In 1987, Lee formed his second production company, Magnum Films, and had become a fairly powerful producer in Hong Kong. As fitting for a company named after Dirty Harry's favorite gun, many of Magnum's films are ultra-violent "Category III" (Hong Kong's equivalent of "NC-17," where no children are allowed to watch) films which have become classics in their own right. Movies like The Untold Story, Dr. Lamb and Twist scared local audiences and entranced foreigners with their over-the-top attitude.
In the late 1980s, Lee was also one of the first producers to back Stephen Chow (and is sometimes credited for "discovering" him), who was at the time a small-time dramatic actor, but who would then go on to be Asia's biggest star after appearing in a series of "Mo Lei Tai" (nonsense) comedies. Lee even directed Chow in one of his first comedies, 1991's Legend of the Dragon, the first film in which Lee does not appear, while on the director and producer's chairs.
He later produced, co-directed (with Herman Yau) and co-starred in The Untold Story, the controversial Category III thriller, which brought Anthony Chau-Sang Wong to stardom.

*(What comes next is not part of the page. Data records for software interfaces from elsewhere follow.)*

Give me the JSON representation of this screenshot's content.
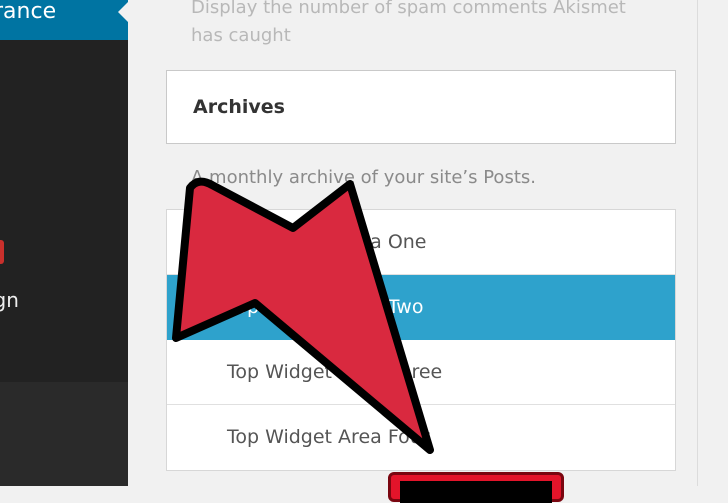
{
  "sidebar": {
    "active_item": "rance",
    "design_item": "ign"
  },
  "main": {
    "spam_desc": "Display the number of spam comments Akismet has caught",
    "widget_title": "Archives",
    "widget_desc": "A monthly archive of your site’s Posts."
  },
  "widget_areas": [
    {
      "label": "Top Widget Area One",
      "selected": false
    },
    {
      "label": "Top Widget Area Two",
      "selected": true
    },
    {
      "label": "Top Widget Area Three",
      "selected": false
    },
    {
      "label": "Top Widget Area Four",
      "selected": false
    }
  ],
  "colors": {
    "sidebar_bg": "#222222",
    "active_blue": "#0074a2",
    "selected_blue": "#2ea2cc",
    "arrow_red": "#d9293f",
    "button_red": "#e3142a"
  },
  "icons": {
    "check": "check-icon",
    "arrow": "pointer-arrow-icon"
  }
}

The two actors later starred in Kirk Wong's action flick Organized Crime & Triad Bureau, which Lee produced.
Though his on-screen output has slowed down in recent years, reduced to mostly cameo appearances in movies like Young and Dangerous V, Lee (and his company) are still pretty busy with behind-the-scenes work, and it seems a given that as long as there will be a Hong Kong movie industry, Danny Lee will be there --especially if a movie needs to have a cop in it.
- IMDb Mini Biography By: FrankRizzo